Self-taught by experience, Rayburn began building 400-cubic inch small-block engines for drag racing in 1976 and also built 350-cubic inch motors for pavement oval and Figure-8 racing at the Indianapolis Speedrome in 1978 where employee Royce Johnson raced. Kenny St. John won the 1982 World Championship Figure-8 three-hour endurance race in a Rayburn-powered racecar in 1982.
At the time, a section of Graham Road was better known as “racer’s row” because NHRA Pro-Stock king Bob Glidden’s home and engine shop was on the corner, Figure-8, drag racer, and dirt track driver Charlie Reed’s home was next and then Rayburn. Late model dirt track champion Steve Barnett’s home and shop was about a mile south.
He received many honors: inaugural member of the National Dirt Late Model Hall of Fame plus Kentucky Motorsports, Brownstown Speedway, and Indianapolis Speedrome halls of fame, Kentucky Colonel, and Sagamore of the Wabash, and many lifetime achievement awards.
An accomplished racer himself who learned how to drive fast in the hills of Kentucky, Rayburn was driven to win and wanted to put the winningest engines and racecars on the track for numerous drivers. Teams virtually lined up to purchase his engines and chassis. Rayburn Race Cars build 300 chassis yearly in addition to cranking out high-horsepower motors. By the early 1980s, his cars had been driven to nearly 40 track championships nationwide.
Rayburn Race Cars engines and chassis appropriately bore the label “Stronger than Dirt.”
When a driver wasn’t up to par in one of his cars, Rayburn would moan that he would rather see that driver in someone else’s car instead of one of his creations. NASCAR stars Tony Stewart and Kenny Wallace drove his late models on dirt.
Any questions about Rayburn’s status in racing were answered when he was talking basketball with a son-in-law, Chris Pohl of Greenwood.
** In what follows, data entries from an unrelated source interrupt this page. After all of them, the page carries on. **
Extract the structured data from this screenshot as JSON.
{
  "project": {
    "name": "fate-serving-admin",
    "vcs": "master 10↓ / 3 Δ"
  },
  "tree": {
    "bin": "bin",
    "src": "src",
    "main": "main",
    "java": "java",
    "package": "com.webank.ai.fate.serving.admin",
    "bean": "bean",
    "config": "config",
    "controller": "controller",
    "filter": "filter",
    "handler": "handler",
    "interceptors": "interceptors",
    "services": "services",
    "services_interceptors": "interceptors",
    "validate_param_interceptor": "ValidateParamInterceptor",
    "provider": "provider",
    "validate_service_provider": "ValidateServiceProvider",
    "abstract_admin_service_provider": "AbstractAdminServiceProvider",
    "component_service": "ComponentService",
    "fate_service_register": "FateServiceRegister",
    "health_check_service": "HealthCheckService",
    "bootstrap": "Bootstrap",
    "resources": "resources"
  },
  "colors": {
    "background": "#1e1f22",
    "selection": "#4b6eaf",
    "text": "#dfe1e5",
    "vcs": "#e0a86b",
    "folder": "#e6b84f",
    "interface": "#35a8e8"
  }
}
They were talking about Knight’s fame when Rayburn remarked in all honesty, “Bobby Knight is the C.J. Rayburn of basketball.”
In an exclusive interview with Rayburn in his living room in 2006, Rayburn admitted that his success came about because he was “dumb smart.”
Rayburn remarked, “Most guys in this business are in the money business, not the customer business. It’s a rumor-operated sport, and the more a part costs, the more people will want it. Those expensive parts can slow down car instead of making it faster.”
Most mornings at the shop, Rayburn saved a few hours for phone calls from those involved in racing or who wanted his cars or motors. He answered all inquiries honestly.
“Someone once said, If you can’t handle the truth, don’t ask C.J. Rayburn,” he said. “It’s all common sense.”
He also owned a Sunoco station at the corner of U.S. 31 and Tracy Road in New Whiteland where his family worked.
Rayburn, a native of King’s Mountain, Ky., is survived by six children, and several grandchildren and great-grandchildren. Services were held Jan. 6 at Swartz Family Mortuary in Franklin and Jan. 8 in Liberty, Ky., with burial in Yosemite, Ky.
Rayburn will be honored April 17 with a Super Late Model race at Circle City Raceway that is operated by Speedrome track owner Kevin Garrigus at the Marion County Fairgrounds. The event is labeled as the inaugural CJ Rayburn Stronger than Dirt Memorial Classic.